So my forties and I, we’re in the home stretch.
On a lot of levels, I’m sad to tell my forties goodbye. It probably sounds strange, but I feel like we’re a couple of BFFs who can’t bear to leave one another at the end of summer camp. We really hit it off when I was around forty-two and stopped operating out of fear so much of the time, and since then my forties and I have taken a lot of chances, laughed an obnoxious amount, cried as often as necessary, and high-fived more than might be considered normal. We have decided once and for all that there are few things we enjoy more than some simple pleasures: a family road trip, an ice-cold pitcher of Crystal Light lemonade, a really good college football game, a folding chair under a tailgate tent, a fall night on a back porch, a summer afternoon at the lake, a lunch with friends that stretches to the two-hour mark, and a high school lacrosse match on an early April evening.
This is the stuff, my friends.
This last decade hasn’t been perfect or even idyllic—not by a long shot. For sure there have been mistakes and also regrets. From time to time I’ve gotten too big for my britches (literally and figuratively, AMIRITE), and the last few years have also been challenging in ways I didn’t necessarily expect. There have been injuries, illness, loss, and my dear friend delayed grief – to the point that when grieving finally kicked in, I wondered if I needed to wear one of those MedicAlert necklaces so people would know what was going on with me.
She’s grieving! And she can’t get up!
It’s interesting. I think one reason I’ve loved my forties is because even though it hasn’t been easy, I’ve been less resistant to learning the lessons than I was when I was younger. And hands down one of the biggest lessons has been that sometimes, when the Lord puts me in a place of change or transition—when He’s moving me from one thing to the next—I can be quick to panic, to manipulate, to control, to resist, to fight, to complain, and to question.
It’s a side of myself I’ve seen far too often in these last few years—a time when the Lord has let me sit in some heartache and disappointment, a time when He has been teaching me to see things as they actually are and not as I wish they might be.
So here’s what that has looked like: I’ve mourned the deaths of people I love and have tried to wrap my heart around living in a world without them. I’ve sometimes parented out of fear instead of conviction—over-analyzing and worrying as if that might actually make a difference—and in moments of great impatience, I’ve tried to boss my own child into repentance even though we all know that never works.
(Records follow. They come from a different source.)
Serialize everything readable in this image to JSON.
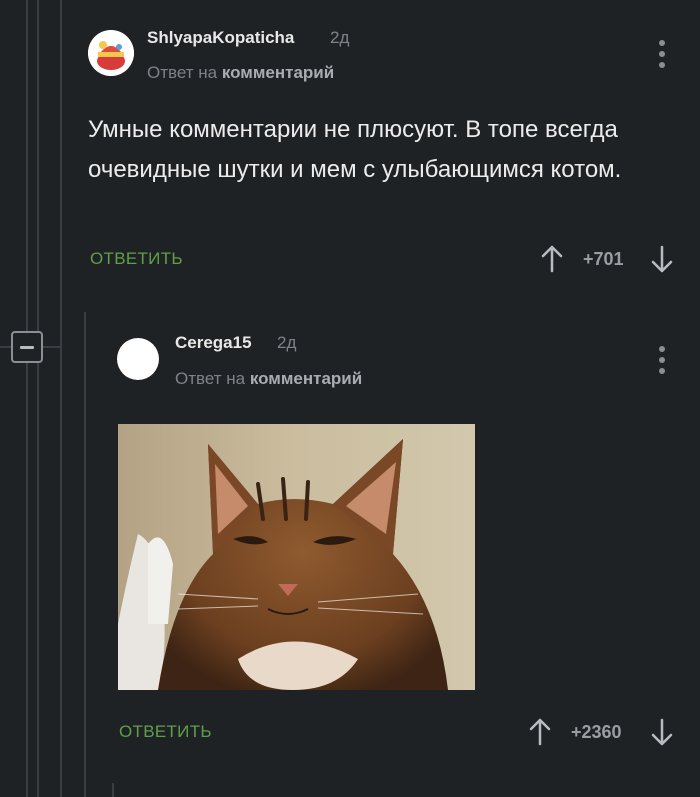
{
  "comments": [
    {
      "username": "ShlyapaKopaticha",
      "time": "2д",
      "reply_prefix": "Ответ на",
      "reply_target": "комментарий",
      "text": "Умные комментарии не плюсуют. В топе всегда очевидные шутки и мем с улыбающимся котом.",
      "reply_label": "ОТВЕТИТЬ",
      "score": "+701"
    },
    {
      "username": "Cerega15",
      "time": "2д",
      "reply_prefix": "Ответ на",
      "reply_target": "комментарий",
      "image_alt": "smiling tabby cat",
      "reply_label": "ОТВЕТИТЬ",
      "score": "+2360"
    }
  ],
  "colors": {
    "background": "#1f2225",
    "reply_green": "#5f9f4a",
    "muted": "#7e8389"
  }
}
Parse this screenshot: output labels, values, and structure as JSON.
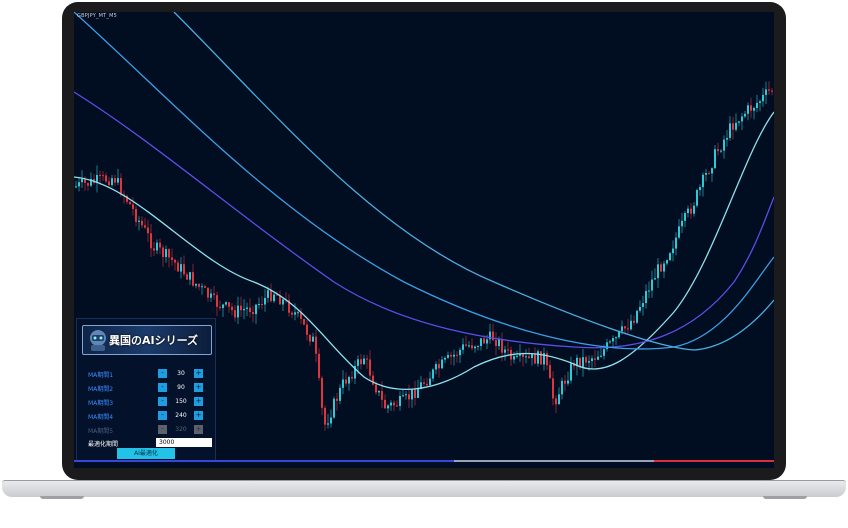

I’ve minimized the work it takes to keep a marriage healthy and loving. I’ve been quick to dismiss ideas that aren’t mine and to criticize philosophies I don’t share. I’ve been angry with the evangelical church (that I love) and frustrated with my country (that I love). I’ve seen hatred hiding in places I thought were sacred, which means I’ve had to consider the ways I’ve been complicit in ignorance and injustice and oppression. I’ve wrestled with my pride, I’ve been humbled by how often I’ve failed, and I’ve contemplated the bottomlessness of my selfishness. I’ve talked so much more than necessary, knowing that there are still so many places where I need to listen and learn.
And for better or worse, in some ways that embarrass me and some ways that make me proud, my forties and I have confronted all of those things standing eyeball-to-eyeball. We’ve tried our best to work it out.
We’ve worked it out despite broken bones and hormone surges and a bladder that can no longer be trusted. We’ve settled down and settled in and committed to real-live life in ways I couldn’t have fathomed ten years ago. We’ve (mostly) said good-bye to the angst-y comparison of my thirties and the approval seeking of my twenties. My forties have centered on asking some big questions and figuring out how to make my peace with the answers.
So yes. The last several years have been filled with transition. Change. Uncertainty.
But Jesus has met me at every turn.
Excerpt taken from Stand All the Way Up, Sophie Hudson.
Sophie Hudson Written in her trademark style of humor, sass, and spiritual insight, beloved and hilarious Sophie Hudson offers Stand All the Way Up — a collection of stories revealing the God who teaches you to stand up for yourself, stand up for the people you love, stand up for the people who can’t, and stand up for the Kingdom.